Exercise directions
The data below has to be returned exactly, down to the last character.
=====
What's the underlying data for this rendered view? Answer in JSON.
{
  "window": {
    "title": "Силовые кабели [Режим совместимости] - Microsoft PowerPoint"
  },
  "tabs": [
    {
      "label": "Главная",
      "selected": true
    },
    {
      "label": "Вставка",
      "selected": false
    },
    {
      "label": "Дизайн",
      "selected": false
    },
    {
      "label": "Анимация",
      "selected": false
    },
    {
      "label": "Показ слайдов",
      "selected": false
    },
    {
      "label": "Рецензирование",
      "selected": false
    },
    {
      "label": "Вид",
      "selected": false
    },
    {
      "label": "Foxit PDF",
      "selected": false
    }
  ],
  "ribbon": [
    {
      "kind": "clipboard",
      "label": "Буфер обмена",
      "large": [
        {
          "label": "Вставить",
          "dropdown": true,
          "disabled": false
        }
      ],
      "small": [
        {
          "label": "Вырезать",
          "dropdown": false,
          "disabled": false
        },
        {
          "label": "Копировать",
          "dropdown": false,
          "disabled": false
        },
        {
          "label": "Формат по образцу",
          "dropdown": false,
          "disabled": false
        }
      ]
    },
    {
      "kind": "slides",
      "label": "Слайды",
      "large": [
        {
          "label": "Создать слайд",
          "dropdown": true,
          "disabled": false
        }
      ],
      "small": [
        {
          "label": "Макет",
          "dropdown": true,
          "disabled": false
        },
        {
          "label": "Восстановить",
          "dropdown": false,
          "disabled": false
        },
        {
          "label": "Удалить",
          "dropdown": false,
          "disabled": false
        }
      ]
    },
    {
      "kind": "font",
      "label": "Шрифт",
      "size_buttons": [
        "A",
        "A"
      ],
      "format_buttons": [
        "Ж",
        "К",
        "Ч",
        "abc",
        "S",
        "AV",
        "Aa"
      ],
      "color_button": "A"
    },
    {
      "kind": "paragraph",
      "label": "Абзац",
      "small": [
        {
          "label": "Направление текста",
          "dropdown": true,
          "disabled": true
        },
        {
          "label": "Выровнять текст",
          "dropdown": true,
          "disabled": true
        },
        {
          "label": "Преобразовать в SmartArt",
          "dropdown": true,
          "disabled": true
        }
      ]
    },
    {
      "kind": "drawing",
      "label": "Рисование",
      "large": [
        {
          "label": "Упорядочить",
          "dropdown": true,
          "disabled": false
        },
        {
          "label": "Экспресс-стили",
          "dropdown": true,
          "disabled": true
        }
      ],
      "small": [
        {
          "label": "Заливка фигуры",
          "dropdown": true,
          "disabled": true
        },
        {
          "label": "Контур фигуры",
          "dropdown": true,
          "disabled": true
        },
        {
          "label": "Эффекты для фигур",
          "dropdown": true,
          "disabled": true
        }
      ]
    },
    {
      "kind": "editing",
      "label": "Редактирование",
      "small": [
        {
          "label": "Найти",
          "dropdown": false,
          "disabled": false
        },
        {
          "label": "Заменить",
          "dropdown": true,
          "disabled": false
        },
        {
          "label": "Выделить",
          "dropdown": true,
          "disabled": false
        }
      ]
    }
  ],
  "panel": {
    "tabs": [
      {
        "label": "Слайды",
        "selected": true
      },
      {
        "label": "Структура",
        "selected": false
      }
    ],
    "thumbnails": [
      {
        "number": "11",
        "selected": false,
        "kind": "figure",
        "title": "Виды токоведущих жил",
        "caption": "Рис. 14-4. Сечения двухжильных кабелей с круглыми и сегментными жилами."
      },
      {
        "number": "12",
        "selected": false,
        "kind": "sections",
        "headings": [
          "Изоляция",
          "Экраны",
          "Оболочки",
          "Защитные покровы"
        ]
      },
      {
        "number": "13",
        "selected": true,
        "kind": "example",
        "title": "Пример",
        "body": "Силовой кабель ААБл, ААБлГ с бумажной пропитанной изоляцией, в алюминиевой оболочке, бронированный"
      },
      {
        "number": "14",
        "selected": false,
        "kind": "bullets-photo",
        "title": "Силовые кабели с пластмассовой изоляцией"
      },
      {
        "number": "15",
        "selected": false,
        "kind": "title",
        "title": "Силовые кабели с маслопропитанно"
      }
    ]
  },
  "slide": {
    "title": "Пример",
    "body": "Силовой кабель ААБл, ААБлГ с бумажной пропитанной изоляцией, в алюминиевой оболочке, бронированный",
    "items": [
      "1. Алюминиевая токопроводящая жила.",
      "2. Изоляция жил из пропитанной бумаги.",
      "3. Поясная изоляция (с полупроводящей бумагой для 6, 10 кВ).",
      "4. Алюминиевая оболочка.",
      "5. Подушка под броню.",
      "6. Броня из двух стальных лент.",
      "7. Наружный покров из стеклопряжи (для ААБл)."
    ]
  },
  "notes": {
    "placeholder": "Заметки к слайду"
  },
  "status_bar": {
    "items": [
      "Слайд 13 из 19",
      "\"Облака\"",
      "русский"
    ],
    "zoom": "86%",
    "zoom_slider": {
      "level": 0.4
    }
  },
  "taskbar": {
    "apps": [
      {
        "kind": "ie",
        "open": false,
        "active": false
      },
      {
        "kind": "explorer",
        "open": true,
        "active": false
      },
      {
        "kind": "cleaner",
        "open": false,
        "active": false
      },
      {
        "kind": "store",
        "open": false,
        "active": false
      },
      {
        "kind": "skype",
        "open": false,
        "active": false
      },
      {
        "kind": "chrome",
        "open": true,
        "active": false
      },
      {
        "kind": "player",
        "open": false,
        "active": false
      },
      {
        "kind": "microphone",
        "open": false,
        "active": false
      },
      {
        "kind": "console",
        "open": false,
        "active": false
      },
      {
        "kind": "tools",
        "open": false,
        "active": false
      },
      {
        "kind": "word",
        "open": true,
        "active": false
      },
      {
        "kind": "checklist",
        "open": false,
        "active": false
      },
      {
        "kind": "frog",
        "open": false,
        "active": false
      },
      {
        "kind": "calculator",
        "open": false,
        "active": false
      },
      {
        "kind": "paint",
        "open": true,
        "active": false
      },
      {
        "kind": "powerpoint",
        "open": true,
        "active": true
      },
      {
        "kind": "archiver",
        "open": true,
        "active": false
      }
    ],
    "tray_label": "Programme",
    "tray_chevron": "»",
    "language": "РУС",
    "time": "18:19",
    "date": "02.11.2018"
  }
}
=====
Solution to this exercise
What's the underlying data for this rendered view? Answer in JSON.
{
  "window": {
    "title": "Силовые кабели [Режим совместимости] - Microsoft PowerPoint"
  },
  "tabs": [
    {
      "label": "Главная",
      "selected": true
    },
    {
      "label": "Вставка",
      "selected": false
    },
    {
      "label": "Дизайн",
      "selected": false
    },
    {
      "label": "Анимация",
      "selected": false
    },
    {
      "label": "Показ слайдов",
      "selected": false
    },
    {
      "label": "Рецензирование",
      "selected": false
    },
    {
      "label": "Вид",
      "selected": false
    },
    {
      "label": "Foxit PDF",
      "selected": false
    }
  ],
  "ribbon": [
    {
      "kind": "clipboard",
      "label": "Буфер обмена",
      "large": [
        {
          "label": "Вставить",
          "dropdown": true,
          "disabled": false
        }
      ],
      "small": [
        {
          "label": "Вырезать",
          "dropdown": false,
          "disabled": false
        },
        {
          "label": "Копировать",
          "dropdown": false,
          "disabled": false
        },
        {
          "label": "Формат по образцу",
          "dropdown": false,
          "disabled": false
        }
      ]
    },
    {
      "kind": "slides",
      "label": "Слайды",
      "large": [
        {
          "label": "Создать слайд",
          "dropdown": true,
          "disabled": false
        }
      ],
      "small": [
        {
          "label": "Макет",
          "dropdown": true,
          "disabled": false
        },
        {
          "label": "Восстановить",
          "dropdown": false,
          "disabled": false
        },
        {
          "label": "Удалить",
          "dropdown": false,
          "disabled": false
        }
      ]
    },
    {
      "kind": "font",
      "label": "Шрифт",
      "size_buttons": [
        "A",
        "A"
      ],
      "format_buttons": [
        "Ж",
        "К",
        "Ч",
        "abc",
        "S",
        "AV",
        "Aa"
      ],
      "color_button": "A"
    },
    {
      "kind": "paragraph",
      "label": "Абзац",
      "small": [
        {
          "label": "Направление текста",
          "dropdown": true,
          "disabled": true
        },
        {
          "label": "Выровнять текст",
          "dropdown": true,
          "disabled": true
        },
        {
          "label": "Преобразовать в SmartArt",
          "dropdown": true,
          "disabled": true
        }
      ]
    },
    {
      "kind": "drawing",
      "label": "Рисование",
      "large": [
        {
          "label": "Упорядочить",
          "dropdown": true,
          "disabled": false
        },
        {
          "label": "Экспресс-стили",
          "dropdown": true,
          "disabled": true
        }
      ],
      "small": [
        {
          "label": "Заливка фигуры",
          "dropdown": true,
          "disabled": true
        },
        {
          "label": "Контур фигуры",
          "dropdown": true,
          "disabled": true
        },
        {
          "label": "Эффекты для фигур",
          "dropdown": true,
          "disabled": true
        }
      ]
    },
    {
      "kind": "editing",
      "label": "Редактирование",
      "small": [
        {
          "label": "Найти",
          "dropdown": false,
          "disabled": false
        },
        {
          "label": "Заменить",
          "dropdown": true,
          "disabled": false
        },
        {
          "label": "Выделить",
          "dropdown": true,
          "disabled": false
        }
      ]
    }
  ],
  "panel": {
    "tabs": [
      {
        "label": "Слайды",
        "selected": true
      },
      {
        "label": "Структура",
        "selected": false
      }
    ],
    "thumbnails": [
      {
        "number": "11",
        "selected": false,
        "kind": "figure",
        "title": "Виды токоведущих жил",
        "caption": "Рис. 14-4. Сечения двухжильных кабелей с круглыми и сегментными жилами."
      },
      {
        "number": "12",
        "selected": false,
        "kind": "sections",
        "headings": [
          "Изоляция",
          "Экраны",
          "Оболочки",
          "Защитные покровы"
        ]
      },
      {
        "number": "13",
        "selected": true,
        "kind": "example",
        "title": "Пример",
        "body": "Силовой кабель ААБл, ААБлГ с бумажной пропитанной изоляцией, в алюминиевой оболочке, бронированный"
      },
      {
        "number": "14",
        "selected": false,
        "kind": "bullets-photo",
        "title": "Силовые кабели с пластмассовой изоляцией"
      },
      {
        "number": "15",
        "selected": false,
        "kind": "title",
        "title": "Силовые кабели с маслопропитанно"
      }
    ]
  },
  "slide": {
    "title": "Пример",
    "body": "Силовой кабель ААБл, ААБлГ с бумажной пропитанной изоляцией, в алюминиевой оболочке, бронированный",
    "items": [
      "1. Алюминиевая токопроводящая жила.",
      "2. Изоляция жил из пропитанной бумаги.",
      "3. Поясная изоляция (с полупроводящей бумагой для 6, 10 кВ).",
      "4. Алюминиевая оболочка.",
      "5. Подушка под броню.",
      "6. Броня из двух стальных лент.",
      "7. Наружный покров из стеклопряжи (для ААБл)."
    ]
  },
  "notes": {
    "placeholder": "Заметки к слайду"
  },
  "status_bar": {
    "items": [
      "Слайд 13 из 19",
      "\"Облака\"",
      "русский"
    ],
    "zoom": "86%",
    "zoom_slider": {
      "level": 0.4
    }
  },
  "taskbar": {
    "apps": [
      {
        "kind": "ie",
        "open": false,
        "active": false
      },
      {
        "kind": "explorer",
        "open": true,
        "active": false
      },
      {
        "kind": "cleaner",
        "open": false,
        "active": false
      },
      {
        "kind": "store",
        "open": false,
        "active": false
      },
      {
        "kind": "skype",
        "open": false,
        "active": false
      },
      {
        "kind": "chrome",
        "open": true,
        "active": false
      },
      {
        "kind": "player",
        "open": false,
        "active": false
      },
      {
        "kind": "microphone",
        "open": false,
        "active": false
      },
      {
        "kind": "console",
        "open": false,
        "active": false
      },
      {
        "kind": "tools",
        "open": false,
        "active": false
      },
      {
        "kind": "word",
        "open": true,
        "active": false
      },
      {
        "kind": "checklist",
        "open": false,
        "active": false
      },
      {
        "kind": "frog",
        "open": false,
        "active": false
      },
      {
        "kind": "calculator",
        "open": false,
        "active": false
      },
      {
        "kind": "paint",
        "open": true,
        "active": false
      },
      {
        "kind": "powerpoint",
        "open": true,
        "active": true
      },
      {
        "kind": "archiver",
        "open": true,
        "active": false
      }
    ],
    "tray_label": "Programme",
    "tray_chevron": "»",
    "language": "РУС",
    "time": "18:19",
    "date": "02.11.2018"
  }
}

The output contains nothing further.